Sensitivity to NOx emissions from lightning. Long lifetimes in the upper troposphere enhance the sensitivity to lightning over remote regions. Biomass burning and soils have larger local contributions.

SCIAMACHY NO2 Columns

-61% bias vs ACE-FTS

19% of data

6 Tg N yr-1 from lightning

-5% bias vs SCIAMACHY

Annual average of the upper tropospheric HNO3 mixing ratio at locations and times in which more than 50% of the simulated HNO3 concentration is from lightning.

SCIAMACHY

GEOS-Chem with lightning 6±2 Tg N yr-1

Meridional Average

Meridional average of annual mean trace gas concentrations for locations and months that are dominated by the effects lightning NOx. Black lines indicate satellite observations.
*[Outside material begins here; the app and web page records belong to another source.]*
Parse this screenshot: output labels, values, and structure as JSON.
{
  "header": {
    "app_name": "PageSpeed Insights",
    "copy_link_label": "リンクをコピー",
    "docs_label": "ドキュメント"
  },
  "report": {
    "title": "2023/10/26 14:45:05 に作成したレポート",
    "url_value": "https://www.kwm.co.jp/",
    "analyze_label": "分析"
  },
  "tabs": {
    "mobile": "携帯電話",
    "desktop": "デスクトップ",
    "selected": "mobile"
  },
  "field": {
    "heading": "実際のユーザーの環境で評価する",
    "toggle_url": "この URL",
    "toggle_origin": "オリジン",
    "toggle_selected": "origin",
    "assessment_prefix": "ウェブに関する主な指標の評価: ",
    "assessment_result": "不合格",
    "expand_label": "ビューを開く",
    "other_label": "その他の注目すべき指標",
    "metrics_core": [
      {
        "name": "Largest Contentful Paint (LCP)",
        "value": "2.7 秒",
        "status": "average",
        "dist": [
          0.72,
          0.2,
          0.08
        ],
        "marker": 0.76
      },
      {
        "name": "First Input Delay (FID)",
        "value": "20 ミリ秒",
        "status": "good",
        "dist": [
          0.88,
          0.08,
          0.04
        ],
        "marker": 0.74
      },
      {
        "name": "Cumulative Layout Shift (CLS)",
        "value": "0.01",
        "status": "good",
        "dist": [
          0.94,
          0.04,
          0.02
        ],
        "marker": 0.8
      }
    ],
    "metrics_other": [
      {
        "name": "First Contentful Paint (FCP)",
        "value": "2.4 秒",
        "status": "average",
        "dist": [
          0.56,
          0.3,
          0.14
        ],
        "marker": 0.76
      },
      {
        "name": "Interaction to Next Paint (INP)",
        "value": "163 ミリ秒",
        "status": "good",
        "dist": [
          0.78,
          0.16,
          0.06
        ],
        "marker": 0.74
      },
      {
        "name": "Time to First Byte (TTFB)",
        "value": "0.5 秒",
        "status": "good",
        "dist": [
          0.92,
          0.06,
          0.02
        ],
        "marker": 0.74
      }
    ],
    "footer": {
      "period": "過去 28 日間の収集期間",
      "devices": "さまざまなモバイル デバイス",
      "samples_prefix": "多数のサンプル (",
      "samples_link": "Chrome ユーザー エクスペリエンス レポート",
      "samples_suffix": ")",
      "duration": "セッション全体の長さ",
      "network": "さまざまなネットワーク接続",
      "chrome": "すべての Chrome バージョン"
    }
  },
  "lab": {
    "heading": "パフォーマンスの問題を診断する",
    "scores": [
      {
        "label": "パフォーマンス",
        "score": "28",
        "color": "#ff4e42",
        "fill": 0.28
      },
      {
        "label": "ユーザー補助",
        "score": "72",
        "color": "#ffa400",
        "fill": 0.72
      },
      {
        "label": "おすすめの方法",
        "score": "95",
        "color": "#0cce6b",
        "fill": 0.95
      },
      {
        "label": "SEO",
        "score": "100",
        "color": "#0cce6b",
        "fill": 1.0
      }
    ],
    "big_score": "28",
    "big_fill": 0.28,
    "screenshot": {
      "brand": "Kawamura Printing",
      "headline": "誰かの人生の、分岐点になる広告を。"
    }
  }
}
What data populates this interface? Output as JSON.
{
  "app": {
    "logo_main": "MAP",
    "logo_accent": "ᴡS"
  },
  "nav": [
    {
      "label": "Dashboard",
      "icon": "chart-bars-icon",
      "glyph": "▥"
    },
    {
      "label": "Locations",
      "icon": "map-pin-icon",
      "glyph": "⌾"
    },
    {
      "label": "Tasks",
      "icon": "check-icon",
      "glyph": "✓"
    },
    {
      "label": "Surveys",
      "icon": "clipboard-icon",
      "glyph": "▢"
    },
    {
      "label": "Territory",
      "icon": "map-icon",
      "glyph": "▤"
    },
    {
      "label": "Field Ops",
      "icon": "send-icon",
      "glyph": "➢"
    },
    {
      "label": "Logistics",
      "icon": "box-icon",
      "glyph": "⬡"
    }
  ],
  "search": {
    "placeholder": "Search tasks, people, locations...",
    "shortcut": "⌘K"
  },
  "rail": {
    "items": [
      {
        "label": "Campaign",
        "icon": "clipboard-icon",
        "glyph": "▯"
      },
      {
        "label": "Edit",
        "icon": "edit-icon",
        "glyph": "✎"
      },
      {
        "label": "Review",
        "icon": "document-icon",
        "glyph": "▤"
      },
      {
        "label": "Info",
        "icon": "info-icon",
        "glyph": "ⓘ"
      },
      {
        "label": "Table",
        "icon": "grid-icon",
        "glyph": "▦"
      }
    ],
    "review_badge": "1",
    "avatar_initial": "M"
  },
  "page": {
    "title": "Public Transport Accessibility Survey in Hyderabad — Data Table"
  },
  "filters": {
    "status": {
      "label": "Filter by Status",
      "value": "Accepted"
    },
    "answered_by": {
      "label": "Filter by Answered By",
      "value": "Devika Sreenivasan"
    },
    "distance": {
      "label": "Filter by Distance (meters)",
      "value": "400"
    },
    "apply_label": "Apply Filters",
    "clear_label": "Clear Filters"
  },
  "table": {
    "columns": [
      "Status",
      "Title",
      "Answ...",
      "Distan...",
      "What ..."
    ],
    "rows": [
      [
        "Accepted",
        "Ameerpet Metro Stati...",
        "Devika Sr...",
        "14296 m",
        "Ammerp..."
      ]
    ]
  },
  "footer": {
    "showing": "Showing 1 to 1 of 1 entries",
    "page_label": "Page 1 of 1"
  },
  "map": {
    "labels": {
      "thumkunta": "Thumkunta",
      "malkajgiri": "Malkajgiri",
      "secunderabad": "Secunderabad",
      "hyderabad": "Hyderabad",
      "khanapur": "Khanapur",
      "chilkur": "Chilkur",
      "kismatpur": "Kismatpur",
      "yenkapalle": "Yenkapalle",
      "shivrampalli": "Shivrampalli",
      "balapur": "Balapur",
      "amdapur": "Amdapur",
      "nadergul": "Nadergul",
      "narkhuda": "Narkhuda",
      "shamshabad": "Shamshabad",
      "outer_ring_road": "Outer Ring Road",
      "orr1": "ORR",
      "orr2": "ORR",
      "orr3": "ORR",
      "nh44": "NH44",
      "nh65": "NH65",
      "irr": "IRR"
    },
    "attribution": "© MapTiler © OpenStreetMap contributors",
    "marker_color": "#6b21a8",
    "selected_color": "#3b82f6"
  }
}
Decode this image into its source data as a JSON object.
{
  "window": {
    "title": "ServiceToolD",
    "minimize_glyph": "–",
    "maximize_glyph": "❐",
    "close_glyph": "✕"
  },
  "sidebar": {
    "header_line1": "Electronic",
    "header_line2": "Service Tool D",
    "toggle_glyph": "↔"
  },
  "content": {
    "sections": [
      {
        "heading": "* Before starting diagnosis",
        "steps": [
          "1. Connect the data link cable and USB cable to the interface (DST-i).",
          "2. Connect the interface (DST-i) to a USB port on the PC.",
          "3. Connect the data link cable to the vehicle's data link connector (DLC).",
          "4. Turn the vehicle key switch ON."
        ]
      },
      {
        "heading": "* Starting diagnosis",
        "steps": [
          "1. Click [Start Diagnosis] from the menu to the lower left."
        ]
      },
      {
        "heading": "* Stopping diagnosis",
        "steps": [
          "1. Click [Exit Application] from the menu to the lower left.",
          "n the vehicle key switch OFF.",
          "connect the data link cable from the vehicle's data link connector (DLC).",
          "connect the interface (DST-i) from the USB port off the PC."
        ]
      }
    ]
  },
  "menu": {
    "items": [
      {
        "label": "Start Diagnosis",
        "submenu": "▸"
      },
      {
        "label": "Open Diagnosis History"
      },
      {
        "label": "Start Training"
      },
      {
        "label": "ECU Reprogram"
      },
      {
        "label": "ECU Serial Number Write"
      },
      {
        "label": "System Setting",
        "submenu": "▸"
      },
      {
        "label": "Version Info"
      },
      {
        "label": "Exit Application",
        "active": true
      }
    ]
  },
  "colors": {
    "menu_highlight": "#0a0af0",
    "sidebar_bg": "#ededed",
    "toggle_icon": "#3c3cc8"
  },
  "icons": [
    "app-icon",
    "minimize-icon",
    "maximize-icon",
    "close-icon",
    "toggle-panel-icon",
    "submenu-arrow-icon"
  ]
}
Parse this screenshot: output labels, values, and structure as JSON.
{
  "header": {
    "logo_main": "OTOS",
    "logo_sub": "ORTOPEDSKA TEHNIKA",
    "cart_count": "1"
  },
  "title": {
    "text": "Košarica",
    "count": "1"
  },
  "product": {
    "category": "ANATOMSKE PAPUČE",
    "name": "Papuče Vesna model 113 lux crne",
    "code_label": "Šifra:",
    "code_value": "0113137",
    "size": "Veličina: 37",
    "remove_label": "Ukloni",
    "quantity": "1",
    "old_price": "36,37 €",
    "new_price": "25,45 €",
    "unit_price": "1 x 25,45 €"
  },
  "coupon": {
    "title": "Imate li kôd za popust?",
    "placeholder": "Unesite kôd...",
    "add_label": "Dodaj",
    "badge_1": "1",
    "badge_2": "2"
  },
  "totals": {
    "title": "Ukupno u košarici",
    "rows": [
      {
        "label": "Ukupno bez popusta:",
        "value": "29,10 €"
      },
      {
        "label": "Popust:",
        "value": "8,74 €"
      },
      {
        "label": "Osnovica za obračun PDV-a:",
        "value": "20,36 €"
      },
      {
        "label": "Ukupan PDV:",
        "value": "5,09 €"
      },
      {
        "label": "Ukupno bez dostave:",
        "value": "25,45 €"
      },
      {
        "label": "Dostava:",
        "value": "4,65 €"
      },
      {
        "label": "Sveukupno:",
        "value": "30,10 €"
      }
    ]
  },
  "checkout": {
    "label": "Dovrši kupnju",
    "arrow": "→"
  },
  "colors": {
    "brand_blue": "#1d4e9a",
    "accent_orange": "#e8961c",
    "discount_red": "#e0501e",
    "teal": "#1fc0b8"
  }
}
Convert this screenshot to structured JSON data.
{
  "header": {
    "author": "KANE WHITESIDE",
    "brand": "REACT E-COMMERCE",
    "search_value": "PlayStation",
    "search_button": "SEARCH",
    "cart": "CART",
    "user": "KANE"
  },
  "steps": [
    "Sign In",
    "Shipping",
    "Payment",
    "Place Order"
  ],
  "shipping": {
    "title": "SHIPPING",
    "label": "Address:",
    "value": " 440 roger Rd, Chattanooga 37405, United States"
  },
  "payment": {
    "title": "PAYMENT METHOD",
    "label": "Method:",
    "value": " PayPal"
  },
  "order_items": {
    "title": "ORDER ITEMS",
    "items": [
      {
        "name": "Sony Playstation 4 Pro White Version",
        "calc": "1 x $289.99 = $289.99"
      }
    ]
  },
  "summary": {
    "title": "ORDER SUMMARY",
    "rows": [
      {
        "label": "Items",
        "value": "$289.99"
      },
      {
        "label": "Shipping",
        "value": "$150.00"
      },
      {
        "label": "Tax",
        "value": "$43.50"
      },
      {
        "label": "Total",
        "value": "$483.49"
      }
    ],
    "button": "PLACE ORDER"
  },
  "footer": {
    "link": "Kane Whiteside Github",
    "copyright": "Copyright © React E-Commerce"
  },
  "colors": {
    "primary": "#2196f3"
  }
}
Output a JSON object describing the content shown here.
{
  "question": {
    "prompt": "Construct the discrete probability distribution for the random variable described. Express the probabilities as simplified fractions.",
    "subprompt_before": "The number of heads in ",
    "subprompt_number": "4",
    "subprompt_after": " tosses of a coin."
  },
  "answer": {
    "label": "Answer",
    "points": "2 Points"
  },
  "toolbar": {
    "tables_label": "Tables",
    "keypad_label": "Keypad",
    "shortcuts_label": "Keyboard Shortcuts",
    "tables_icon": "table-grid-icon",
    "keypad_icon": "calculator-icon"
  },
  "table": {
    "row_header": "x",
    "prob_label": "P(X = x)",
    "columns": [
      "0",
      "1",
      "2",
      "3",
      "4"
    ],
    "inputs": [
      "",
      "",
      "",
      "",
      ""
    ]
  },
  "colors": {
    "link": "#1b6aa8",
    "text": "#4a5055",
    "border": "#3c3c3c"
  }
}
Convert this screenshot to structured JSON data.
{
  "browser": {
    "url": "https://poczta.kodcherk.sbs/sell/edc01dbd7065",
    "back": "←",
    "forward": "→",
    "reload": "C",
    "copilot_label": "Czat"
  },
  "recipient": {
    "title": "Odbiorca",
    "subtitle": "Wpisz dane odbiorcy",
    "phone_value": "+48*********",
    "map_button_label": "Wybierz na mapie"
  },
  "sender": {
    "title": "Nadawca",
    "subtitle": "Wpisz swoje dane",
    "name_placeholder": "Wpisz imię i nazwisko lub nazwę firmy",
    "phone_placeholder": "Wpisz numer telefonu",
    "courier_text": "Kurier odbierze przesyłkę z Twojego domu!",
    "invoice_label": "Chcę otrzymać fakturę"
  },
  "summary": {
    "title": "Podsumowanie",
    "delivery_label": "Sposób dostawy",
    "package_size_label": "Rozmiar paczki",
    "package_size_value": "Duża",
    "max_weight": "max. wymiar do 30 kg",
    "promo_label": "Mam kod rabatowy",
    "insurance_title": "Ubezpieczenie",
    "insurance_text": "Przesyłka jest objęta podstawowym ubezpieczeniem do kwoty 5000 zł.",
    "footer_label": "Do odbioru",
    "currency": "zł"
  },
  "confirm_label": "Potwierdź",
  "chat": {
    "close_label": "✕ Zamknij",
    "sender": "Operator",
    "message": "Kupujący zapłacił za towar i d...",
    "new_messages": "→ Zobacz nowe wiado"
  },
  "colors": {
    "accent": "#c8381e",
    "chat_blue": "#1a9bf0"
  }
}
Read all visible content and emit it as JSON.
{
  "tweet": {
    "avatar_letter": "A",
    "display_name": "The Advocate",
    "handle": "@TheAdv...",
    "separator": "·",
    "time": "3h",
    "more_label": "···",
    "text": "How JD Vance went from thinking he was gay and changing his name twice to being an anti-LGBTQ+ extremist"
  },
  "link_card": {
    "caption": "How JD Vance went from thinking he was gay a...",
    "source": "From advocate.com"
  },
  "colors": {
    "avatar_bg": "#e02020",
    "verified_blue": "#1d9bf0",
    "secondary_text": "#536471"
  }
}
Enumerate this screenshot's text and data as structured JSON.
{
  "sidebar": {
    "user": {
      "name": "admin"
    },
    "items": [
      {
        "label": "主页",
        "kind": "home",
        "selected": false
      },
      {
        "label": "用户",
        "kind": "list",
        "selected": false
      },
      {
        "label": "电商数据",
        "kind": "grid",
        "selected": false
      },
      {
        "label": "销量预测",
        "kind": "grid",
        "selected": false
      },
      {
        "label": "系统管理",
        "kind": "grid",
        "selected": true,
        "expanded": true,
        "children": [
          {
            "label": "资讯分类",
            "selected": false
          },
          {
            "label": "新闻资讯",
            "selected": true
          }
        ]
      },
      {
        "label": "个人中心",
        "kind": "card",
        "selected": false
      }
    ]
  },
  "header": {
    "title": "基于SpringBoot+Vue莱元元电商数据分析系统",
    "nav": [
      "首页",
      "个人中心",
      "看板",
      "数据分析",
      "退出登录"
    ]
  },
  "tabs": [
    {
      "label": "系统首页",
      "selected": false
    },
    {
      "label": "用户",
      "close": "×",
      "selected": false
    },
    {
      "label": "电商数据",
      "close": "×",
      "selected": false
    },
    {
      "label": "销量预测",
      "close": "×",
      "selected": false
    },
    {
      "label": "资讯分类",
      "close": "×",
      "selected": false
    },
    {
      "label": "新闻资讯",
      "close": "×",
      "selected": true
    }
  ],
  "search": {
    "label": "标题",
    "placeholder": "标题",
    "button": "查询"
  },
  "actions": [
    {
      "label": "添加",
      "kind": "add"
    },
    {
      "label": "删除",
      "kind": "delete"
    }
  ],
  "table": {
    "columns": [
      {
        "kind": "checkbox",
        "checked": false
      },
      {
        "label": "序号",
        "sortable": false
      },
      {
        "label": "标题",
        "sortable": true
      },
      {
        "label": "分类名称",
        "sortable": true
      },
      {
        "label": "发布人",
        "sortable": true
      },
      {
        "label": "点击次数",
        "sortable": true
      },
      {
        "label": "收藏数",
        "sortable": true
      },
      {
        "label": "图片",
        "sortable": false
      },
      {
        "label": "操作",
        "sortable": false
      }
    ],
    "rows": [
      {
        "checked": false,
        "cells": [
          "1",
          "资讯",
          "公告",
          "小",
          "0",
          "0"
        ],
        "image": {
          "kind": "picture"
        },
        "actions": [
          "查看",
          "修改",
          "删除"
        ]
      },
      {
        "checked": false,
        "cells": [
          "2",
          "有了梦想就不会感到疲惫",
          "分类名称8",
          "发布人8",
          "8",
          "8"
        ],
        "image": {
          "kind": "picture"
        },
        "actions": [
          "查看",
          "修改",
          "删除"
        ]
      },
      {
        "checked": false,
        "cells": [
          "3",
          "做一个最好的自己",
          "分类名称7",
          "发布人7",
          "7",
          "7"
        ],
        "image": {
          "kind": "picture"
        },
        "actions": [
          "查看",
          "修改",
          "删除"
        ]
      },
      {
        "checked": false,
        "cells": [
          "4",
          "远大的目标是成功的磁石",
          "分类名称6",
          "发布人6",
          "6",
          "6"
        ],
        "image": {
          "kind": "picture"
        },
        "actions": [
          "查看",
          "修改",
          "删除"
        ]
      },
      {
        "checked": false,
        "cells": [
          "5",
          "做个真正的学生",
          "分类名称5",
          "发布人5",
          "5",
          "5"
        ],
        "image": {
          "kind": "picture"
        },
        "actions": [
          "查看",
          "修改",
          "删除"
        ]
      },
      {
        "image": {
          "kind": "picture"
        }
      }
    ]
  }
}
Blue lines indicate the standard simulation with 6 Tg N yr-1 from lightning. The boundaries of the yellow shaded regions indicate sensitivity simulations of 4 and 8 Tg N yr-1 from lightning. Red lines indicate the simulation without lightning NOx emissions.

Summary

Lightning produces a broad enhancement over the tropical Atlantic of 4x1014 molecules NO2 cm‑2, 4x1017 molecules O3 cm-2 (15 Dobson Units), and 150 pptv of upper tropospheric HNO3. The lightning background is 25-50% weaker over the tropical Pacific.

A global emission rate of 6±2 Tg N yr-1 from lightning in the model best represents the satellite observations of tropospheric NO2, O3, and HNO3.

-61% bias vs SCIAMACHY

Annual average of tropospheric NO2 columns at locations and times in which more than 40% of the simulated NO2 column is from lightning, and less than 20% of the simulated NO2 column is from soils or biomass burning. White areas indicate regions where these thresholds are not met.

GEOS-Chem nolight

GEOS-Chem with lightning 6±2 Tg N yr-1

OMI/MLS Tropospheric Ozone

OMI/MLS

22% of data

GEOS-Chem nolight

6 Tg N yr-1 from lightning

-3% bias vs OMI/MLS

GEOS-Chem with lightning 6±2 Tg N yr-1

-43% bias vs OMI/MLS

ACE-FTS

GEOS-Chem nolight

Annual average of tropospheric ozone columns at locations and times in which GEOS-Chem simulations yield more than 40% of the tropospheric ozone column from lightning.

Acknowledgements

This work was supported by NASA’s Radiation Science Program.